Exercise goal:
The answer should consist of the full listing below, repeated exactly and free of pictures.

Data listing:
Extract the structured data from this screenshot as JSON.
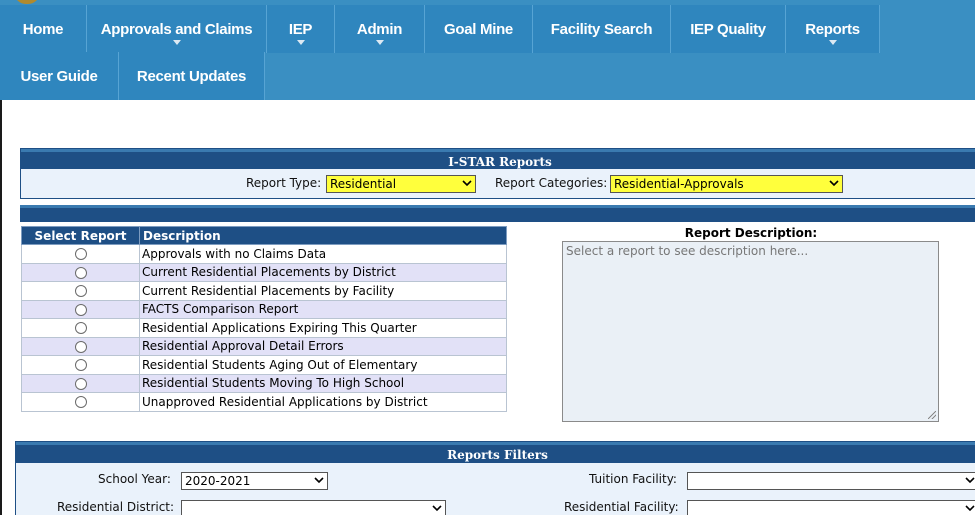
{
  "nav": {
    "row1": [
      {
        "label": "Home",
        "dropdown": false
      },
      {
        "label": "Approvals and Claims",
        "dropdown": true
      },
      {
        "label": "IEP",
        "dropdown": true
      },
      {
        "label": "Admin",
        "dropdown": true
      },
      {
        "label": "Goal Mine",
        "dropdown": false
      },
      {
        "label": "Facility Search",
        "dropdown": false
      },
      {
        "label": "IEP Quality",
        "dropdown": false
      },
      {
        "label": "Reports",
        "dropdown": true
      }
    ],
    "row2": [
      {
        "label": "User Guide",
        "dropdown": false
      },
      {
        "label": "Recent Updates",
        "dropdown": false
      }
    ]
  },
  "istar": {
    "title": "I-STAR Reports",
    "report_type_label": "Report Type:",
    "report_type_value": "Residential",
    "report_categories_label": "Report Categories:",
    "report_categories_value": "Residential-Approvals"
  },
  "reports_table": {
    "col_select": "Select Report",
    "col_description": "Description",
    "rows": [
      "Approvals with no Claims Data",
      "Current Residential Placements by District",
      "Current Residential Placements by Facility",
      "FACTS Comparison Report",
      "Residential Applications Expiring This Quarter",
      "Residential Approval Detail Errors",
      "Residential Students Aging Out of Elementary",
      "Residential Students Moving To High School",
      "Unapproved Residential Applications by District"
    ]
  },
  "report_description": {
    "title": "Report Description:",
    "placeholder": "Select a report to see description here..."
  },
  "filters": {
    "title": "Reports Filters",
    "school_year_label": "School Year:",
    "school_year_value": "2020-2021",
    "tuition_facility_label": "Tuition Facility:",
    "tuition_facility_value": "",
    "residential_district_label": "Residential District:",
    "residential_district_value": "",
    "residential_facility_label": "Residential Facility:",
    "residential_facility_value": ""
  },
  "colors": {
    "nav_bg": "#3a8fc2",
    "nav_item": "#2f86be",
    "panel_header": "#1e4f85",
    "highlight_select": "#ffff3c",
    "alt_row": "#e2e1f7"
  }
}
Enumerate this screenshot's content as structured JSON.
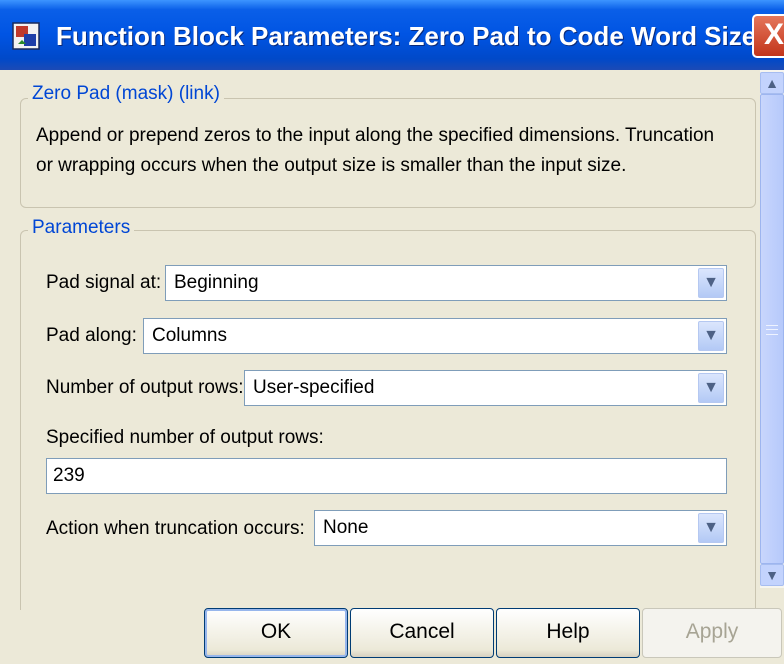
{
  "window": {
    "title": "Function Block Parameters: Zero Pad to Code Word Size",
    "close_glyph": "X",
    "icon": "simulink-block-icon"
  },
  "description_group": {
    "legend": "Zero Pad (mask) (link)",
    "lines": [
      "Append or prepend zeros to the input along the specified dimensions.  Truncation",
      "or wrapping occurs when the output size is smaller than the input size."
    ]
  },
  "parameters_group": {
    "legend": "Parameters",
    "pad_signal_at": {
      "label": "Pad signal at:",
      "value": "Beginning"
    },
    "pad_along": {
      "label": "Pad along:",
      "value": "Columns"
    },
    "num_output_rows": {
      "label": "Number of output rows:",
      "value": "User-specified"
    },
    "specified_rows": {
      "label": "Specified number of output rows:",
      "value": "239"
    },
    "truncation_action": {
      "label": "Action when truncation occurs:",
      "value": "None"
    }
  },
  "buttons": {
    "ok": "OK",
    "cancel": "Cancel",
    "help": "Help",
    "apply": "Apply"
  },
  "colors": {
    "titlebar": "#0054e3",
    "legend_text": "#0046d5",
    "dialog_bg": "#ece9d8"
  }
}
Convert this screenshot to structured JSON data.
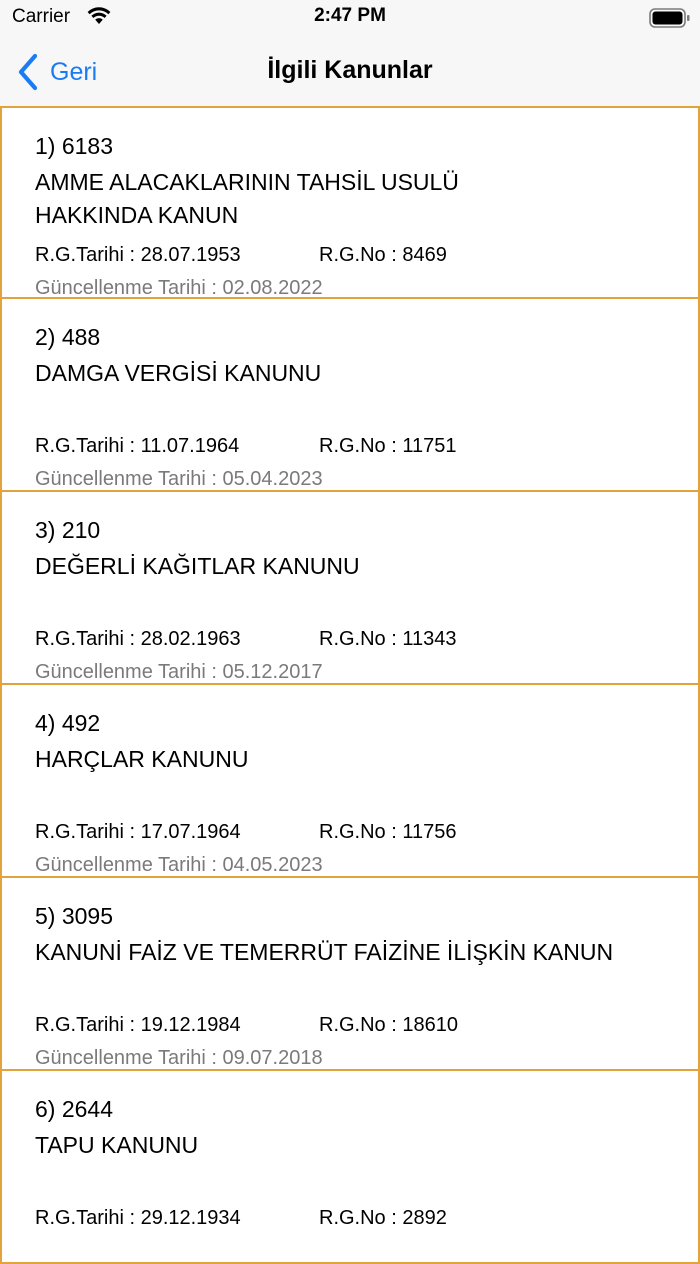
{
  "status_bar": {
    "carrier": "Carrier",
    "time": "2:47 PM",
    "icons": [
      "wifi-icon",
      "battery-icon"
    ]
  },
  "nav_bar": {
    "back_label": "Geri",
    "title": "İlgili Kanunlar",
    "accent_color": "#1a7cf5",
    "icons": [
      "chevron-left-icon"
    ]
  },
  "theme": {
    "item_border_color": "#e2a33d",
    "secondary_text_color": "#7a7a7a"
  },
  "laws": [
    {
      "number": "1) 6183",
      "title": "AMME ALACAKLARININ TAHSİL USULÜ HAKKINDA KANUN",
      "rg_date": "R.G.Tarihi : 28.07.1953",
      "rg_no": "R.G.No : 8469",
      "updated": "Güncellenme Tarihi : 02.08.2022"
    },
    {
      "number": "2) 488",
      "title": "DAMGA VERGİSİ KANUNU",
      "rg_date": "R.G.Tarihi : 11.07.1964",
      "rg_no": "R.G.No : 11751",
      "updated": "Güncellenme Tarihi : 05.04.2023"
    },
    {
      "number": "3) 210",
      "title": "DEĞERLİ KAĞITLAR KANUNU",
      "rg_date": "R.G.Tarihi : 28.02.1963",
      "rg_no": "R.G.No : 11343",
      "updated": "Güncellenme Tarihi : 05.12.2017"
    },
    {
      "number": "4) 492",
      "title": "HARÇLAR KANUNU",
      "rg_date": "R.G.Tarihi : 17.07.1964",
      "rg_no": "R.G.No : 11756",
      "updated": "Güncellenme Tarihi : 04.05.2023"
    },
    {
      "number": "5) 3095",
      "title": "KANUNİ FAİZ VE TEMERRÜT FAİZİNE İLİŞKİN KANUN",
      "rg_date": "R.G.Tarihi : 19.12.1984",
      "rg_no": "R.G.No : 18610",
      "updated": "Güncellenme Tarihi : 09.07.2018"
    },
    {
      "number": "6) 2644",
      "title": "TAPU KANUNU",
      "rg_date": "R.G.Tarihi : 29.12.1934",
      "rg_no": "R.G.No : 2892",
      "updated": ""
    }
  ]
}
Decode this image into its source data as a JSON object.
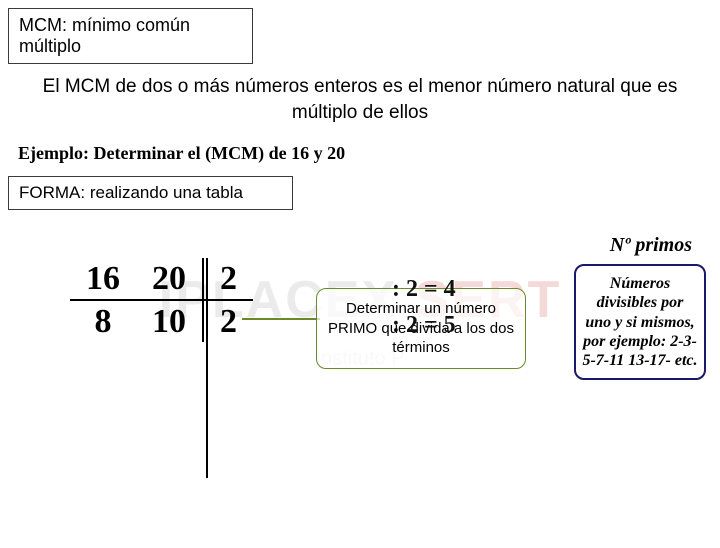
{
  "title": "MCM: mínimo común múltiplo",
  "definition": "El MCM de dos o más números enteros es el menor número natural que es múltiplo de ellos",
  "example": "Ejemplo: Determinar el (MCM) de 16 y 20",
  "forma": "FORMA: realizando una tabla",
  "primosLabel": "Nº primos",
  "primosBox": "Números divisibles por uno y si mismos, por ejemplo:\n2-3-5-7-11\n13-17- etc.",
  "table": {
    "header": [
      "16",
      "20",
      "2"
    ],
    "row1": [
      "8",
      "10",
      "2"
    ]
  },
  "callout": "Determinar un número PRIMO que divida a los dos términos",
  "division1": ": 2 = 4",
  "division2": ": 2 = 5",
  "watermark": {
    "left": "IPLACEX",
    "right": "SERT",
    "sub": "Instituto P"
  }
}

Solved problem:
Extract the structured data from this screenshot as JSON.
{
  "nav": {
    "row1": [
      {
        "label": "Home",
        "dropdown": false
      },
      {
        "label": "Approvals and Claims",
        "dropdown": true
      },
      {
        "label": "IEP",
        "dropdown": true
      },
      {
        "label": "Admin",
        "dropdown": true
      },
      {
        "label": "Goal Mine",
        "dropdown": false
      },
      {
        "label": "Facility Search",
        "dropdown": false
      },
      {
        "label": "IEP Quality",
        "dropdown": false
      },
      {
        "label": "Reports",
        "dropdown": true
      }
    ],
    "row2": [
      {
        "label": "User Guide",
        "dropdown": false
      },
      {
        "label": "Recent Updates",
        "dropdown": false
      }
    ]
  },
  "istar": {
    "title": "I-STAR Reports",
    "report_type_label": "Report Type:",
    "report_type_value": "Residential",
    "report_categories_label": "Report Categories:",
    "report_categories_value": "Residential-Approvals"
  },
  "reports_table": {
    "col_select": "Select Report",
    "col_description": "Description",
    "rows": [
      "Approvals with no Claims Data",
      "Current Residential Placements by District",
      "Current Residential Placements by Facility",
      "FACTS Comparison Report",
      "Residential Applications Expiring This Quarter",
      "Residential Approval Detail Errors",
      "Residential Students Aging Out of Elementary",
      "Residential Students Moving To High School",
      "Unapproved Residential Applications by District"
    ]
  },
  "report_description": {
    "title": "Report Description:",
    "placeholder": "Select a report to see description here..."
  },
  "filters": {
    "title": "Reports Filters",
    "school_year_label": "School Year:",
    "school_year_value": "2020-2021",
    "tuition_facility_label": "Tuition Facility:",
    "tuition_facility_value": "",
    "residential_district_label": "Residential District:",
    "residential_district_value": "",
    "residential_facility_label": "Residential Facility:",
    "residential_facility_value": ""
  },
  "colors": {
    "nav_bg": "#3a8fc2",
    "nav_item": "#2f86be",
    "panel_header": "#1e4f85",
    "highlight_select": "#ffff3c",
    "alt_row": "#e2e1f7"
  }
}
Enumerate this screenshot's content as structured JSON.
{
  "window": {
    "title": "Function Block Parameters: Zero Pad to Code Word Size",
    "close_glyph": "X",
    "icon": "simulink-block-icon"
  },
  "description_group": {
    "legend": "Zero Pad (mask) (link)",
    "lines": [
      "Append or prepend zeros to the input along the specified dimensions.  Truncation",
      "or wrapping occurs when the output size is smaller than the input size."
    ]
  },
  "parameters_group": {
    "legend": "Parameters",
    "pad_signal_at": {
      "label": "Pad signal at:",
      "value": "Beginning"
    },
    "pad_along": {
      "label": "Pad along:",
      "value": "Columns"
    },
    "num_output_rows": {
      "label": "Number of output rows:",
      "value": "User-specified"
    },
    "specified_rows": {
      "label": "Specified number of output rows:",
      "value": "239"
    },
    "truncation_action": {
      "label": "Action when truncation occurs:",
      "value": "None"
    }
  },
  "buttons": {
    "ok": "OK",
    "cancel": "Cancel",
    "help": "Help",
    "apply": "Apply"
  },
  "colors": {
    "titlebar": "#0054e3",
    "legend_text": "#0046d5",
    "dialog_bg": "#ece9d8"
  }
}
Convert this screenshot to structured JSON data.
{
  "status_bar": {
    "carrier": "Carrier",
    "time": "2:47 PM",
    "icons": [
      "wifi-icon",
      "battery-icon"
    ]
  },
  "nav_bar": {
    "back_label": "Geri",
    "title": "İlgili Kanunlar",
    "accent_color": "#1a7cf5",
    "icons": [
      "chevron-left-icon"
    ]
  },
  "theme": {
    "item_border_color": "#e2a33d",
    "secondary_text_color": "#7a7a7a"
  },
  "laws": [
    {
      "number": "1) 6183",
      "title": "AMME ALACAKLARININ TAHSİL USULÜ HAKKINDA KANUN",
      "rg_date": "R.G.Tarihi : 28.07.1953",
      "rg_no": "R.G.No : 8469",
      "updated": "Güncellenme Tarihi : 02.08.2022"
    },
    {
      "number": "2) 488",
      "title": "DAMGA VERGİSİ KANUNU",
      "rg_date": "R.G.Tarihi : 11.07.1964",
      "rg_no": "R.G.No : 11751",
      "updated": "Güncellenme Tarihi : 05.04.2023"
    },
    {
      "number": "3) 210",
      "title": "DEĞERLİ KAĞITLAR KANUNU",
      "rg_date": "R.G.Tarihi : 28.02.1963",
      "rg_no": "R.G.No : 11343",
      "updated": "Güncellenme Tarihi : 05.12.2017"
    },
    {
      "number": "4) 492",
      "title": "HARÇLAR KANUNU",
      "rg_date": "R.G.Tarihi : 17.07.1964",
      "rg_no": "R.G.No : 11756",
      "updated": "Güncellenme Tarihi : 04.05.2023"
    },
    {
      "number": "5) 3095",
      "title": "KANUNİ FAİZ VE TEMERRÜT FAİZİNE İLİŞKİN KANUN",
      "rg_date": "R.G.Tarihi : 19.12.1984",
      "rg_no": "R.G.No : 18610",
      "updated": "Güncellenme Tarihi : 09.07.2018"
    },
    {
      "number": "6) 2644",
      "title": "TAPU KANUNU",
      "rg_date": "R.G.Tarihi : 29.12.1934",
      "rg_no": "R.G.No : 2892",
      "updated": ""
    }
  ]
}
Decode this image into its source data as a JSON object.
{
  "title": "MCM: mínimo común múltiplo",
  "definition": "El MCM de dos o más números enteros es el menor número natural que es múltiplo de ellos",
  "example": "Ejemplo: Determinar el (MCM) de 16 y 20",
  "forma": "FORMA: realizando una tabla",
  "primosLabel": "Nº primos",
  "primosBox": "Números divisibles por uno y si mismos, por ejemplo:\n2-3-5-7-11\n13-17- etc.",
  "table": {
    "header": [
      "16",
      "20",
      "2"
    ],
    "row1": [
      "8",
      "10",
      "2"
    ]
  },
  "callout": "Determinar un número PRIMO que divida a los dos términos",
  "division1": ": 2 = 4",
  "division2": ": 2 = 5",
  "watermark": {
    "left": "IPLACEX",
    "right": "SERT",
    "sub": "Instituto P"
  }
}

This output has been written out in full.